Floridians will get to decide in November whether they want to amend the state constitution to automatically restore voting rights to felons once they complete their sentences, a move that could significantly expand the franchise to over 1.5 million people.
Florida election officials verified Tuesday that organizers had gathered enough petitions to put the referendum on the ballot this year. Just gathering those signatures was a herculean task for the grassroots effort ― Florida law required the organizers to gather 766,200 signatures, equal to 8 percent of the votes cast in the last presidential election. Within that amount, organizers also had to collect 8 percent of the presidential vote totals from 14 of the state’s 27 congressional districts.
“Through the hard work of Florida voters and unwavering dedication of a truly grassroots movement, we have reached a historic milestone and have officially placed the Second Chances Voting Restoration Amendment on the ballot,” Desmond Meade, chair of Floridians for a Fair Democracy and spokesperson for Second Chances Florida Campaign, said in a statement. “Voters took matters in their own hands to ensure that their fellow Floridians, family members, and friends who’ve made past mistakes, served their time and paid their debts to society are given a second chance and the opportunity to earn back their ability to vote.”

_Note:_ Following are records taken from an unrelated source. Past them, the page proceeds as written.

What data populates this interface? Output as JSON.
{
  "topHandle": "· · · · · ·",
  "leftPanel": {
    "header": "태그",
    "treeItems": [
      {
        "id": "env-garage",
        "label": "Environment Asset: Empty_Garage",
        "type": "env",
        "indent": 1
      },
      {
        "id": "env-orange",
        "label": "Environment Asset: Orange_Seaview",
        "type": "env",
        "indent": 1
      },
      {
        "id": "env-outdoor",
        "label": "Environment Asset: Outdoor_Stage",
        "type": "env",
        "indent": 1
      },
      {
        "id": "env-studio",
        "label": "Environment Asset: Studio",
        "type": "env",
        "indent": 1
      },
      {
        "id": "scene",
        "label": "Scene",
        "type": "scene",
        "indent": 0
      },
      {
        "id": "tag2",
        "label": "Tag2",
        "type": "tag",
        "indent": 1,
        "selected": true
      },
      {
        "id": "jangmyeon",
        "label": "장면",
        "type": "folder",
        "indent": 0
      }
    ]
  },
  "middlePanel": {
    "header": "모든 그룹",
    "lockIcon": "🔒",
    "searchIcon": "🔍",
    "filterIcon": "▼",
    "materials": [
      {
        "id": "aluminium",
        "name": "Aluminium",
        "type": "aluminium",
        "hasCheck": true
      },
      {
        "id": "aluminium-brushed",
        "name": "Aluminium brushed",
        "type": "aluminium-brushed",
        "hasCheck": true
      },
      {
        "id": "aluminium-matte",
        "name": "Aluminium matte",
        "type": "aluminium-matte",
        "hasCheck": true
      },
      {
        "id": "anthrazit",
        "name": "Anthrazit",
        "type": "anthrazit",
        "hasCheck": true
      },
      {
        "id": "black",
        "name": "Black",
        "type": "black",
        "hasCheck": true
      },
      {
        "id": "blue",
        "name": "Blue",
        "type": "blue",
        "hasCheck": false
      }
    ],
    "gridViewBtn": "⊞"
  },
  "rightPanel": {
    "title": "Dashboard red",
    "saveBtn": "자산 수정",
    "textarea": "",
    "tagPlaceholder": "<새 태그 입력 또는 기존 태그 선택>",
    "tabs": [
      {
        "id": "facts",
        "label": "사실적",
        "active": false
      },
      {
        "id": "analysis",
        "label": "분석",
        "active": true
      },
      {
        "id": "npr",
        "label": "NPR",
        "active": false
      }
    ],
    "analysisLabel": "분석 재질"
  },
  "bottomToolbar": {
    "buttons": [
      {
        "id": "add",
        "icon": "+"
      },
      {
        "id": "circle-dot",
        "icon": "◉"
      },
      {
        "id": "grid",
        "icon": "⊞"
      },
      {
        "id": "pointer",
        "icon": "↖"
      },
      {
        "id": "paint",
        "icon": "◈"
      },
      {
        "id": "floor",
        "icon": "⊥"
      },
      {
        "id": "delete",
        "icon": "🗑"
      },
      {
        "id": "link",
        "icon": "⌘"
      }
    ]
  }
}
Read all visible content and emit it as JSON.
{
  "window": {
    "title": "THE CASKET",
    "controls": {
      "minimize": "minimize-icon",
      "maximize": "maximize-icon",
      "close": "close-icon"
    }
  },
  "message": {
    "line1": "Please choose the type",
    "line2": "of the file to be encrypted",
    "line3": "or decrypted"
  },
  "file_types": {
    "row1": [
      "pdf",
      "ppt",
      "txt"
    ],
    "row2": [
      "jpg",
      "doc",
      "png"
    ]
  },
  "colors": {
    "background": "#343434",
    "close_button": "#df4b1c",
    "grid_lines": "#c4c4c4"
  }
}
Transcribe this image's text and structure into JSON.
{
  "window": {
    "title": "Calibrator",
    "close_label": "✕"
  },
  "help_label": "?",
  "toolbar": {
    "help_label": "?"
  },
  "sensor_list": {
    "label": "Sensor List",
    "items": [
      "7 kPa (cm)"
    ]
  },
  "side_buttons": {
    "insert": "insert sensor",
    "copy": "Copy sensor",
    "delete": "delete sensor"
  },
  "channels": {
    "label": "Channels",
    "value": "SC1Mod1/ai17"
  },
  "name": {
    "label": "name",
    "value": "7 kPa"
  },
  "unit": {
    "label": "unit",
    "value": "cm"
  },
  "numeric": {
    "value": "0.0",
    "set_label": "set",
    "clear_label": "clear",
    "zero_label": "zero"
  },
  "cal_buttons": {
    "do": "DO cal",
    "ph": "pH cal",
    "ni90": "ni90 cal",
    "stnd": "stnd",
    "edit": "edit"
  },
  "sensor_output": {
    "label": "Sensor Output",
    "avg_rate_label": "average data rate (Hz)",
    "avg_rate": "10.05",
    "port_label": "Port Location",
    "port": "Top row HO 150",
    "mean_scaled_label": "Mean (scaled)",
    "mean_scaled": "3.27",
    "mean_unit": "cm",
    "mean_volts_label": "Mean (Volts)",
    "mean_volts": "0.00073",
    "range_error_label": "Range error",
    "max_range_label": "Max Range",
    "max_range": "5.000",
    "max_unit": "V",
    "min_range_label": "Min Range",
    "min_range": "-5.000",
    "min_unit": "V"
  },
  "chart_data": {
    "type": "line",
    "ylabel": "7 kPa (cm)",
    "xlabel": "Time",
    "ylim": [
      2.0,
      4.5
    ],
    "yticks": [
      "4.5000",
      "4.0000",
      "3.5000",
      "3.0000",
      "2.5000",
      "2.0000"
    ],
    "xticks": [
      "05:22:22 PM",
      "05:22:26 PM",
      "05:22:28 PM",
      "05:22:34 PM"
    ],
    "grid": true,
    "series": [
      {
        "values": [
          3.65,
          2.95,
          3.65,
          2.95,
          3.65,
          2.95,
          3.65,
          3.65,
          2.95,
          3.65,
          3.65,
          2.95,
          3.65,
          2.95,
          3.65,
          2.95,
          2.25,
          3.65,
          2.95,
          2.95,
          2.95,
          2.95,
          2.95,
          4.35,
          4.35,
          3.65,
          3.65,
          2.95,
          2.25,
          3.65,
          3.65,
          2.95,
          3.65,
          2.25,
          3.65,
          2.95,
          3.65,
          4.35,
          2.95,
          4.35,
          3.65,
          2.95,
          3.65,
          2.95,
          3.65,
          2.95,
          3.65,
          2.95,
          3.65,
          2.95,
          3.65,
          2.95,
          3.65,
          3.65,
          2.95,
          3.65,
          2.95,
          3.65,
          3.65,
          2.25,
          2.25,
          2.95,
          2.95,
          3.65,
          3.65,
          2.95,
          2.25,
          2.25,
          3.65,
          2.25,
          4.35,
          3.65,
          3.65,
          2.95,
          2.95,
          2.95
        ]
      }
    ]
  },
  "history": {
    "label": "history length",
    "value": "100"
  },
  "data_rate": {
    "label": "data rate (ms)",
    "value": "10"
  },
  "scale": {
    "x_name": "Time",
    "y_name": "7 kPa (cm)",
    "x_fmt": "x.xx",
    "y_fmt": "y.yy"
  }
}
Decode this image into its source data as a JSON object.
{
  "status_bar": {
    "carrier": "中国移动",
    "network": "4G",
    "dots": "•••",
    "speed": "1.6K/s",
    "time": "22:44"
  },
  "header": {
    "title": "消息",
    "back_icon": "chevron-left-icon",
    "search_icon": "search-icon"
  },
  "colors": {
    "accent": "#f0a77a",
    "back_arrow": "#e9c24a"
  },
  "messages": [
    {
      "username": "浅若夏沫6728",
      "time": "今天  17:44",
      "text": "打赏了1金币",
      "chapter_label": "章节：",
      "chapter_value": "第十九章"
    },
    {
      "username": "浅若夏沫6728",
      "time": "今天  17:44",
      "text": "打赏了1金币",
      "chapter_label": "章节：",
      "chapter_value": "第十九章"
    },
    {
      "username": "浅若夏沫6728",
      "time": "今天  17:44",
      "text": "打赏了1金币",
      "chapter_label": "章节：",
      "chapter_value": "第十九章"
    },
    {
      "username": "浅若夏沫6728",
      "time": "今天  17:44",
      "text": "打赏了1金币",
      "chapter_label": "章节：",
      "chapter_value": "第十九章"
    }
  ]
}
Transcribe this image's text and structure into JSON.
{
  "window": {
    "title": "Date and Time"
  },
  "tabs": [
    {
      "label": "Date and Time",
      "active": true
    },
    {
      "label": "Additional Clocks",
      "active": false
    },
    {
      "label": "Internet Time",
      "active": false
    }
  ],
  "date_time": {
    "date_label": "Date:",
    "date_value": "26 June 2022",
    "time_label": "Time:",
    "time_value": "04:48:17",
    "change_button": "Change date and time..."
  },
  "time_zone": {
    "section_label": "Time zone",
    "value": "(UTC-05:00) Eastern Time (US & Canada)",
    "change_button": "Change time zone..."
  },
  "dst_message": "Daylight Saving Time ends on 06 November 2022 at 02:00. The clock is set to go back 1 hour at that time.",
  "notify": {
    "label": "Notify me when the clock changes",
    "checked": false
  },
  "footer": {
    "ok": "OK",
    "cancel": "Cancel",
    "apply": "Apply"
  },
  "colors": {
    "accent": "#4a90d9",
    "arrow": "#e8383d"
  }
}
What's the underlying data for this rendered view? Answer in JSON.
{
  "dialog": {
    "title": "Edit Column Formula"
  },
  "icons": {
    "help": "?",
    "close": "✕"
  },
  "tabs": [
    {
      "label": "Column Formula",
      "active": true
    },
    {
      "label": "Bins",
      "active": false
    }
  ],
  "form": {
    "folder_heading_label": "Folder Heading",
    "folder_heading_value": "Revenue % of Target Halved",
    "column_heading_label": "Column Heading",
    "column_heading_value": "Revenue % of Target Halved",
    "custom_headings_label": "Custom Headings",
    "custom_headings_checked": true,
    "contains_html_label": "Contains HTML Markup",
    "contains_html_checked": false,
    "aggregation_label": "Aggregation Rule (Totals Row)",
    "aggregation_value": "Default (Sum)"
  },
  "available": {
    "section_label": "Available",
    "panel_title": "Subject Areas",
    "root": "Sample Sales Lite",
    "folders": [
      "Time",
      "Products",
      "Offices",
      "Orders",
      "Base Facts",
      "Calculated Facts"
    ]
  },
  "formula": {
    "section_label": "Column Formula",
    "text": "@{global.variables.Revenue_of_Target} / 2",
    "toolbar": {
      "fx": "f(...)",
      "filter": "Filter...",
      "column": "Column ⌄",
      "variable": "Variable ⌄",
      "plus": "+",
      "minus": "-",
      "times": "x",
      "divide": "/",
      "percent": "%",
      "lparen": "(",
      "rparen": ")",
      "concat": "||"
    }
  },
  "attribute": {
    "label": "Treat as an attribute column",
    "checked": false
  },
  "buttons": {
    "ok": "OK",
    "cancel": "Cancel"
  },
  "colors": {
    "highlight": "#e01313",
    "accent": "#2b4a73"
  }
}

To pass in November, the referendum will need to get the support of 60 percent of voters.
Florida has some of the most restrictive laws when it comes to restoring rights to felons. The state is one of four that permanently strips people with a felony conviction of the right to vote. Once they complete their sentences, felons can apply to have their rights restored. To do so, they have to appeal to the state’s executive clemency board, which consists of the governor, attorney general, chief financial officer and commissioner of agriculture. The board meets once every three months to hear fewer than 100 cases ― but there are tens of thousands of petitions, meaning it can take years for people to get a hearing. Florida Gov. Rick Scott (R) also implemented new rules in 2011 making it so that felons must wait at least five years after completing their parole and paying all fines and fees before they can apply to have their rights restored.
If approved by Florida voters, the ballot initiative would eliminate that process by automatically restoring voting rights to people who complete all terms of their sentence. The amendment would not restore voting rights to people convicted of murder or sexual offenses.
Kerri Wyland, a spokeswoman for Scott, said it was up to Floridians to decide whether to restore voting rights to former felons.
“This is a decision for each voter to decide on,” she said in an email. “The Governor has been clear that the most important thing to him is that felons can show that they can lead a life free of crime and be accountable to their victims and our communities.”
Nationally, about 6.1 million people are disenfranchised because of a felony conviction, according to the Sentencing Project, meaning the people disenfranchised in Florida make up about one-quarter of that population. The analysis found African-American voting-age adults are four times more likely than non-African-Americans to be disenfranchised; in Florida about 1 in every 5 eligible African-American voter is disenfranchised.
Florida’s disenfranchisement policies have roots in the Jim Crow South. After the Civil War, Congress forced Florida and other southern states to ratify the 13th and 14th amendments and to write new state constitutions guaranteeing universal male suffrage. Florida lawmakers did so, but also created criminal codes targeting black voters and then stripped people convicted of certain crimes of their right to vote.
This article has been updated with comment from Wyland.